Browsing articles in "Stress"
Apr 15, 2011

Escaping Burnout

To anyone who has ever gone through it (or lived with someone going through it), burnout is never easy to deal with, especially when so many sources in our society encourage pushing through to achieve success. Although there is a lot to be said for persistence and perseverance in times of struggle, burnout is a special exception. To me, symptoms of burnout point to larger issues at play, and there is no need to suffer in vein.

In the simplest sense, burnout is a conflict of effort and priorities. That is, if you spend 80% of your time and effort on things that are not really a priority to you (and ignore the things that really are), something will have to give at some point. From another point of view, burnout can be described as spending a disproportionate amount of time on things that are energy draining to you than on things that are energy replenishing (or creating).

To be clear, I define burnout as a prolonged sense of emptiness and exhaustion. For professional types especially, the trends of increasing work hours, increased expectations of productivity, and simply having to create more with fewer and fewer resources builds an environment where burnout is not only possible, but often probable. To the burned-out person, overwhelming feelings that they have had their heart and soul strip-mined are all too common. Although this is an intensely painful and stressful situation to deal with, it can be rectified. Continue reading »
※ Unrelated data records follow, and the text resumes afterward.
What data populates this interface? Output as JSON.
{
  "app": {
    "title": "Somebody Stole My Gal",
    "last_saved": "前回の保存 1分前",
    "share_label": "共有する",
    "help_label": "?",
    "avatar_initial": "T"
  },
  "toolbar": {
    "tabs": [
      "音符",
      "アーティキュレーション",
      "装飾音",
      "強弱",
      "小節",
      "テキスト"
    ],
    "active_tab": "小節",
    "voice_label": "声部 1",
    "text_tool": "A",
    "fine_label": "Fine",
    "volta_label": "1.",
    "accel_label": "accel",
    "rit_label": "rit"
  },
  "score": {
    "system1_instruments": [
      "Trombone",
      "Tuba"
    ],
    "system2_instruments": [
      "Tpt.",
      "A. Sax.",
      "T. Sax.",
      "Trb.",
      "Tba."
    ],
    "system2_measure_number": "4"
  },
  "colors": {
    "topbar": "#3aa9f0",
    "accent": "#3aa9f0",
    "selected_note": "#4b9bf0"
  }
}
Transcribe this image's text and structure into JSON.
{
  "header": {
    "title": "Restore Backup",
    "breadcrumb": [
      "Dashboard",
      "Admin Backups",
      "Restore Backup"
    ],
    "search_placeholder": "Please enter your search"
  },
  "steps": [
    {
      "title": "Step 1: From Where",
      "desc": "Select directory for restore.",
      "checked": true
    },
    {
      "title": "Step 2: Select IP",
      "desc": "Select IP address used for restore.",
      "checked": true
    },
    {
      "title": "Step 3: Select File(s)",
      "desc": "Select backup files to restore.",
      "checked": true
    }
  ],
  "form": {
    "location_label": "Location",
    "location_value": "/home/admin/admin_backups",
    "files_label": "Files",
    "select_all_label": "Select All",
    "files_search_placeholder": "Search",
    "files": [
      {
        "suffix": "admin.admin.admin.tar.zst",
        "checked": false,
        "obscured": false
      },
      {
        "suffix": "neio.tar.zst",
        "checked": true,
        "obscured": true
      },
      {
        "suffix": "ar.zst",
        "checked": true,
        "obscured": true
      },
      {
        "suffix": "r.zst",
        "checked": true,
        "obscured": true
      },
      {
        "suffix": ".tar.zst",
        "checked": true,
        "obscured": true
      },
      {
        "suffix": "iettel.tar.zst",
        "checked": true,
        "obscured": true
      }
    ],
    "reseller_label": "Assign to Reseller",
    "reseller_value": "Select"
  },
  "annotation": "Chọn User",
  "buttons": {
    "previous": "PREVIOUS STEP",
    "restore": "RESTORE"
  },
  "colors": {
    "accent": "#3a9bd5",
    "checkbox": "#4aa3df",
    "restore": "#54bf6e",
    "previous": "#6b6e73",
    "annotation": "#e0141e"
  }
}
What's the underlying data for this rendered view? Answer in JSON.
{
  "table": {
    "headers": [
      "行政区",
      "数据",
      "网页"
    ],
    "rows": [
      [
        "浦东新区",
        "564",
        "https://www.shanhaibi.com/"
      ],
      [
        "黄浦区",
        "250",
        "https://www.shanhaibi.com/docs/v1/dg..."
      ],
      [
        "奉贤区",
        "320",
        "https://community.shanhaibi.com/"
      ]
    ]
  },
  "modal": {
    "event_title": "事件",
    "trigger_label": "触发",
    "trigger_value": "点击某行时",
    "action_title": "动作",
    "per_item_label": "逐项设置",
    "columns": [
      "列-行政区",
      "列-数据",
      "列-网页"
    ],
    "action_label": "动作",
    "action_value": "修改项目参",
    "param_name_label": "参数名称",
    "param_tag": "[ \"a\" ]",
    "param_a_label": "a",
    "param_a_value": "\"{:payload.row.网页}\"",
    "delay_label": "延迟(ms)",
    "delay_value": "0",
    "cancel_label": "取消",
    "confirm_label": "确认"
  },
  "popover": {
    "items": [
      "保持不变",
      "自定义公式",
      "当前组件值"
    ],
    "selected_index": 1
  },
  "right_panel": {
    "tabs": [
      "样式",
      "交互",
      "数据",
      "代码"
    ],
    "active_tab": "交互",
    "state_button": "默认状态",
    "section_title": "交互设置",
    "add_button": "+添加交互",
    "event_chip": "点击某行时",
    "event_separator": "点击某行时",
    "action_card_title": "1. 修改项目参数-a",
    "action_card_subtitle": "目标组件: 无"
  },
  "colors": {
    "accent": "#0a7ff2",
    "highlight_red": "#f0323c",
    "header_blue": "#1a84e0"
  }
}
Apr 2, 2011

Key to Business Success: Love the Work You Do

Most of the people I know who are unusually successful in their field have a unique trait in common. They love the work they are doing. To them, collecting a big paycheck (or nearly any paycheck at all, for that matter), is simply icing on the cake. Every day is like a mini-vacation, and work has ceased to have the four-letter definition most of us have for it. To these people, the work they do has such a strong personal draw to it that they would do it for free, if need be.

I work with a lot of small business owners and budding entrepreneurs, and this trend sticks with this group too. Often, one of my first questions to this type of client is why they want to start the business they have in mind. If the answer is “I want to be my own boss.”, or “I want to make a lot of money.” I will often advise them to go back to the drawing board to find a business concept with more gravitas for them. Often, people find that working for themselves means they will be working for the most demanding boss (themselves) they have ever experienced. And, when the money isn’t freely flowing in, as is often true for startups for significant amounts of time, what motivation to keep moving forward will they have then? Continue reading »

Mar 22, 2011

Key to Success: Find the Work You Love

Making the decision to do something different with your life, to make a wholesale change in career can be one of the biggest decisions someone makes (often more than once) on their lifetime. Often, the first question that springs to mind is “What do I really want to do?” Nearly as often, though, this question cannot be answered by a knee-jerk decision. Given that most of us “working stiffs” spend the majority of our lives at work (not to mention thinking about work), truly finding your calling can take a lot of time, introspective work, and patience. There are a few things you can do, though, which will greatly increase the odds of finding the “fit” you have been looking for.

All too often, career changes occur as an eruption of pent-up frustration, sort of an “I am mad as hell, and I am not going to take it anymore” sort of syndrome. However, making a major life change in order to get away from the work you do not want is simply a short-term band-aid for a bigger problem.

Many people simply get so frustrated with their current job that only a nuclear bomb sort of change feels satisfying. Again, though, making choices fed out of desperation will not yield long term satisfaction. Making a choice to do something simply because it is the polar opposite of what you do now is not a terribly clear framework to go on. This is one situation where “The enemy of my enemy is my friend” is not a terribly useful strategy for finding one’s calling. Continue reading »